## How to complete this task:
Write out each line of the material below once more, exactly as it appears.

## Source material:
════════

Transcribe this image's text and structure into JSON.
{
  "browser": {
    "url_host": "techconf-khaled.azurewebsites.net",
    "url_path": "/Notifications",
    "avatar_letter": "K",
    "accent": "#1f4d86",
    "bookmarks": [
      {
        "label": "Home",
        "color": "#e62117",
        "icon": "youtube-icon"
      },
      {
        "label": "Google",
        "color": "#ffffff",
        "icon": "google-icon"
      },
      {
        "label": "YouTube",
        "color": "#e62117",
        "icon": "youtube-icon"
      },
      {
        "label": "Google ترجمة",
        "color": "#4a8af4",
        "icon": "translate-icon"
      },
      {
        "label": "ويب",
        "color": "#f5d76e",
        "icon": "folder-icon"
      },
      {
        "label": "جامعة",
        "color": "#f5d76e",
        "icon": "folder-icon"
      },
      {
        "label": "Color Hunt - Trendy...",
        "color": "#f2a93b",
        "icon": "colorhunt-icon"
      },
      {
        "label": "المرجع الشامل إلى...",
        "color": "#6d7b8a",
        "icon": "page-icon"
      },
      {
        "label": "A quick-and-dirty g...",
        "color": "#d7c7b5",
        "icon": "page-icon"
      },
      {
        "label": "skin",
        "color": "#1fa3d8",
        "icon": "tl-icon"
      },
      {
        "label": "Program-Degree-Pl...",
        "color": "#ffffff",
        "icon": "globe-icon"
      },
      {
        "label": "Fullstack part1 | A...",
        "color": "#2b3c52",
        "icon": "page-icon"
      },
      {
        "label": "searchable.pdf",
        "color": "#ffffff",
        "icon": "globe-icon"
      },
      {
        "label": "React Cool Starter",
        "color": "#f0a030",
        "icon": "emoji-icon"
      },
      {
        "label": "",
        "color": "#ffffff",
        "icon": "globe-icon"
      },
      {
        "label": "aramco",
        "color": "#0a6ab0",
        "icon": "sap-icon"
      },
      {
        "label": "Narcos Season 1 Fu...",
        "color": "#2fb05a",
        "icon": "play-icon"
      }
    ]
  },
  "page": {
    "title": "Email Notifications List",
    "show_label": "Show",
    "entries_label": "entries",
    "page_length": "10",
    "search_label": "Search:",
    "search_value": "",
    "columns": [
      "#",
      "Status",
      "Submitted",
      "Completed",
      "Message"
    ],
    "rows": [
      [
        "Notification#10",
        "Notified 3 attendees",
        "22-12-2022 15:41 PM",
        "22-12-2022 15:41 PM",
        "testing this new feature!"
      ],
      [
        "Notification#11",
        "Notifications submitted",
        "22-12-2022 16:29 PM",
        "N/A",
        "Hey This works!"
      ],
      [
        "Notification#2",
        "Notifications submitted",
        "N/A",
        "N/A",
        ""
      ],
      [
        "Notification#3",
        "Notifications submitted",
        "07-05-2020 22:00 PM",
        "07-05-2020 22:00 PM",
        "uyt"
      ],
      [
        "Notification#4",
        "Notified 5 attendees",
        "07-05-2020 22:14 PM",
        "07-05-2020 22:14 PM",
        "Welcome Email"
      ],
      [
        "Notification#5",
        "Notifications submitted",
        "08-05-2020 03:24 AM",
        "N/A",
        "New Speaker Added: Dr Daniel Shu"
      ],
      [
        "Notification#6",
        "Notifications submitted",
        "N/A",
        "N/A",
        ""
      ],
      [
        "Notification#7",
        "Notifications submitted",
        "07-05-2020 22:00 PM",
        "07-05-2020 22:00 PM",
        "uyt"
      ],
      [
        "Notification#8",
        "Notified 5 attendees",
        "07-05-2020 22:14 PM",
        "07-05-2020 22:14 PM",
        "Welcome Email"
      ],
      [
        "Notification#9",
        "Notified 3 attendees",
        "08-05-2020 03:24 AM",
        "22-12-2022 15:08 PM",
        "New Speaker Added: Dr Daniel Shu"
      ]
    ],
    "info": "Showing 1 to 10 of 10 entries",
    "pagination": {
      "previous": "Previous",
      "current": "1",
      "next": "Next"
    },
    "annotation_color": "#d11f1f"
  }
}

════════

## Expected answer:
Transcribe this image's text and structure into JSON.
{
  "browser": {
    "url_host": "techconf-khaled.azurewebsites.net",
    "url_path": "/Notifications",
    "avatar_letter": "K",
    "accent": "#1f4d86",
    "bookmarks": [
      {
        "label": "Home",
        "color": "#e62117",
        "icon": "youtube-icon"
      },
      {
        "label": "Google",
        "color": "#ffffff",
        "icon": "google-icon"
      },
      {
        "label": "YouTube",
        "color": "#e62117",
        "icon": "youtube-icon"
      },
      {
        "label": "Google ترجمة",
        "color": "#4a8af4",
        "icon": "translate-icon"
      },
      {
        "label": "ويب",
        "color": "#f5d76e",
        "icon": "folder-icon"
      },
      {
        "label": "جامعة",
        "color": "#f5d76e",
        "icon": "folder-icon"
      },
      {
        "label": "Color Hunt - Trendy...",
        "color": "#f2a93b",
        "icon": "colorhunt-icon"
      },
      {
        "label": "المرجع الشامل إلى...",
        "color": "#6d7b8a",
        "icon": "page-icon"
      },
      {
        "label": "A quick-and-dirty g...",
        "color": "#d7c7b5",
        "icon": "page-icon"
      },
      {
        "label": "skin",
        "color": "#1fa3d8",
        "icon": "tl-icon"
      },
      {
        "label": "Program-Degree-Pl...",
        "color": "#ffffff",
        "icon": "globe-icon"
      },
      {
        "label": "Fullstack part1 | A...",
        "color": "#2b3c52",
        "icon": "page-icon"
      },
      {
        "label": "searchable.pdf",
        "color": "#ffffff",
        "icon": "globe-icon"
      },
      {
        "label": "React Cool Starter",
        "color": "#f0a030",
        "icon": "emoji-icon"
      },
      {
        "label": "",
        "color": "#ffffff",
        "icon": "globe-icon"
      },
      {
        "label": "aramco",
        "color": "#0a6ab0",
        "icon": "sap-icon"
      },
      {
        "label": "Narcos Season 1 Fu...",
        "color": "#2fb05a",
        "icon": "play-icon"
      }
    ]
  },
  "page": {
    "title": "Email Notifications List",
    "show_label": "Show",
    "entries_label": "entries",
    "page_length": "10",
    "search_label": "Search:",
    "search_value": "",
    "columns": [
      "#",
      "Status",
      "Submitted",
      "Completed",
      "Message"
    ],
    "rows": [
      [
        "Notification#10",
        "Notified 3 attendees",
        "22-12-2022 15:41 PM",
        "22-12-2022 15:41 PM",
        "testing this new feature!"
      ],
      [
        "Notification#11",
        "Notifications submitted",
        "22-12-2022 16:29 PM",
        "N/A",
        "Hey This works!"
      ],
      [
        "Notification#2",
        "Notifications submitted",
        "N/A",
        "N/A",
        ""
      ],
      [
        "Notification#3",
        "Notifications submitted",
        "07-05-2020 22:00 PM",
        "07-05-2020 22:00 PM",
        "uyt"
      ],
      [
        "Notification#4",
        "Notified 5 attendees",
        "07-05-2020 22:14 PM",
        "07-05-2020 22:14 PM",
        "Welcome Email"
      ],
      [
        "Notification#5",
        "Notifications submitted",
        "08-05-2020 03:24 AM",
        "N/A",
        "New Speaker Added: Dr Daniel Shu"
      ],
      [
        "Notification#6",
        "Notifications submitted",
        "N/A",
        "N/A",
        ""
      ],
      [
        "Notification#7",
        "Notifications submitted",
        "07-05-2020 22:00 PM",
        "07-05-2020 22:00 PM",
        "uyt"
      ],
      [
        "Notification#8",
        "Notified 5 attendees",
        "07-05-2020 22:14 PM",
        "07-05-2020 22:14 PM",
        "Welcome Email"
      ],
      [
        "Notification#9",
        "Notified 3 attendees",
        "08-05-2020 03:24 AM",
        "22-12-2022 15:08 PM",
        "New Speaker Added: Dr Daniel Shu"
      ]
    ],
    "info": "Showing 1 to 10 of 10 entries",
    "pagination": {
      "previous": "Previous",
      "current": "1",
      "next": "Next"
    },
    "annotation_color": "#d11f1f"
  }
}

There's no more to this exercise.